[Element data from apps and pages]
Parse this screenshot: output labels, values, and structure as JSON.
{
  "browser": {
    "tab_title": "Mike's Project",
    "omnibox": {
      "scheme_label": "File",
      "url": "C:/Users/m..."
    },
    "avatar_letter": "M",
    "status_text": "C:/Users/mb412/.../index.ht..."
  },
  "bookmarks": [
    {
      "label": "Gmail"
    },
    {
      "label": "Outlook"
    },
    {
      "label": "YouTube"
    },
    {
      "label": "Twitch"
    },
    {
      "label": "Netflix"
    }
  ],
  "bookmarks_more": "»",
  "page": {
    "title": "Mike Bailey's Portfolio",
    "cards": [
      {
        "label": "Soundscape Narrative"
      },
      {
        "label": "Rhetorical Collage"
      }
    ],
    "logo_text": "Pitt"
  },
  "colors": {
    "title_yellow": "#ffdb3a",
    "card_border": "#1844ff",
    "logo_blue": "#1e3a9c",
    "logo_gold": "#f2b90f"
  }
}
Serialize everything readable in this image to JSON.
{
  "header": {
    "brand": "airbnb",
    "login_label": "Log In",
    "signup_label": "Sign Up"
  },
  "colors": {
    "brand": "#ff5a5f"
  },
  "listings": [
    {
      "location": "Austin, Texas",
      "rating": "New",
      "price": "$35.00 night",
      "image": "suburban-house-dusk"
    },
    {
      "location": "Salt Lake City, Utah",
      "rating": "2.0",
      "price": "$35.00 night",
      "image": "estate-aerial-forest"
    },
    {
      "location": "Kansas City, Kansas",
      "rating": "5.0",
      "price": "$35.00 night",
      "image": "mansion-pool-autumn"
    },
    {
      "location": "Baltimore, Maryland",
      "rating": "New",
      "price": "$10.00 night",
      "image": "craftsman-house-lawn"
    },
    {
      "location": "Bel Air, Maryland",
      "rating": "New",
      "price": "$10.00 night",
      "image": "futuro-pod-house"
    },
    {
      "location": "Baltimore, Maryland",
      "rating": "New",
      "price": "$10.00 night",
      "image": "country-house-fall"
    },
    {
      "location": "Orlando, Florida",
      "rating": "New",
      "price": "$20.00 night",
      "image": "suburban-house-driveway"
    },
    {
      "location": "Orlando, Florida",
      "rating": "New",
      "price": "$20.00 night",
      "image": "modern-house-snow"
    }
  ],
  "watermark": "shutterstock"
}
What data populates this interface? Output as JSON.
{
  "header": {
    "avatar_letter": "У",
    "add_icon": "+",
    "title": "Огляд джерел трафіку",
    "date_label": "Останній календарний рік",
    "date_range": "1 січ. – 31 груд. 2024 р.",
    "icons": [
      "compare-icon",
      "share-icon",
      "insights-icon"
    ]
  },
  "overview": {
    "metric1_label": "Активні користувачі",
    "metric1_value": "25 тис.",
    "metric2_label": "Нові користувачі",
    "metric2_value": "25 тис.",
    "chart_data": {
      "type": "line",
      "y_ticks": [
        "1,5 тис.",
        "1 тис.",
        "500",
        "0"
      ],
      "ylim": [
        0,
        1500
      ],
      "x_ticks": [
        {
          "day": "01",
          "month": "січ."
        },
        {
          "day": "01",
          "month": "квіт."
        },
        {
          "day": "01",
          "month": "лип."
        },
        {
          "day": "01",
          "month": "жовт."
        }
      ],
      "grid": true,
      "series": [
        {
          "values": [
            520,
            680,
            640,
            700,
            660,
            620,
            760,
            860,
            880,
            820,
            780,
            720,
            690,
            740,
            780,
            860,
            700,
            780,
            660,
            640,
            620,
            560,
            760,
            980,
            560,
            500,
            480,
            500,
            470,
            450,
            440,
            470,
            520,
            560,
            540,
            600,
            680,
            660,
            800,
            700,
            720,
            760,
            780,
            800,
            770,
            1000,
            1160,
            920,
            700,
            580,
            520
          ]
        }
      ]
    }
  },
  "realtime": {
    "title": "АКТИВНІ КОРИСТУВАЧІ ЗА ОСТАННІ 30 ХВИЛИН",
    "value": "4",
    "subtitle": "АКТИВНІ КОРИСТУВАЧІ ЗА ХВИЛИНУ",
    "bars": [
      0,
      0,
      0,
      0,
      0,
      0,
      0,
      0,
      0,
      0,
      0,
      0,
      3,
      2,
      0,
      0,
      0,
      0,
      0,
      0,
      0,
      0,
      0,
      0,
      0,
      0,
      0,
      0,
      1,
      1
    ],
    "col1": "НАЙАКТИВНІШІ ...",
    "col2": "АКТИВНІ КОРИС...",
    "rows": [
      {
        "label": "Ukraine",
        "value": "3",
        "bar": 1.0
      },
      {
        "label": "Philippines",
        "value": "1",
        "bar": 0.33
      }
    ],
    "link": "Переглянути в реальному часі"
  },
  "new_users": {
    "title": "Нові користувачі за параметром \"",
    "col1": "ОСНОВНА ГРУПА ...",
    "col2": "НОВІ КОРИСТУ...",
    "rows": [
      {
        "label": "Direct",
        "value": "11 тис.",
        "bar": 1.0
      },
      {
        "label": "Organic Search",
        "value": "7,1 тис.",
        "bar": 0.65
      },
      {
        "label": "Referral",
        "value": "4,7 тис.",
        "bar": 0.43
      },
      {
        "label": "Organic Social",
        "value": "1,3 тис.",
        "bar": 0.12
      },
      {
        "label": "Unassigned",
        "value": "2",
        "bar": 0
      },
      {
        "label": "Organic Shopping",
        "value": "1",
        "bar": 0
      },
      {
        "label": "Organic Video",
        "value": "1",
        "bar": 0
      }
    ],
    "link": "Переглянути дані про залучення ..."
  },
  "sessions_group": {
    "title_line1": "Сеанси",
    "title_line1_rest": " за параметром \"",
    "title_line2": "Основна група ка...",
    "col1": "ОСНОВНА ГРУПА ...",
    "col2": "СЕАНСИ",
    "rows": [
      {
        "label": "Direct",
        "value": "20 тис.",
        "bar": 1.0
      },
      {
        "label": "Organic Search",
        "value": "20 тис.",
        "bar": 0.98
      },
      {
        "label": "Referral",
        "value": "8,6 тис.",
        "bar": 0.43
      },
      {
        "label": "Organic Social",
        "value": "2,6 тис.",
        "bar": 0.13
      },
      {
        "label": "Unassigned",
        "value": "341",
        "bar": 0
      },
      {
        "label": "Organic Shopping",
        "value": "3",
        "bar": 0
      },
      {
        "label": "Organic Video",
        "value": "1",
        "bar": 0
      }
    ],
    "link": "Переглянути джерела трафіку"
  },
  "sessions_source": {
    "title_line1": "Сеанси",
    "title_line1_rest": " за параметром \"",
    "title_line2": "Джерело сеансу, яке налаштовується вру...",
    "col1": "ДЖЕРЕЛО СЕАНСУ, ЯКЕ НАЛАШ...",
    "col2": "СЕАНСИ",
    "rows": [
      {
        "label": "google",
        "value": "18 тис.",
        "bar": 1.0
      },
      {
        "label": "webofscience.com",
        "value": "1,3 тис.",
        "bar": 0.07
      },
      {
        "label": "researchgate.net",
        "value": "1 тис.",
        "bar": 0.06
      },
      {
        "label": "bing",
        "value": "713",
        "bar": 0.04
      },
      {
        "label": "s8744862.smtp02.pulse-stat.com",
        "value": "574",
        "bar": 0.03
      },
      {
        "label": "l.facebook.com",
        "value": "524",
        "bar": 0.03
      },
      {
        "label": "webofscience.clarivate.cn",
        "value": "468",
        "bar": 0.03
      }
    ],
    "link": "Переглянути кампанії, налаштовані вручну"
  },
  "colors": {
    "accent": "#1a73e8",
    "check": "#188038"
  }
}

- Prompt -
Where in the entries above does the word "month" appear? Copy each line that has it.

- Task result -
          "month": "січ."
          "month": "квіт."
          "month": "лип."
          "month": "жовт."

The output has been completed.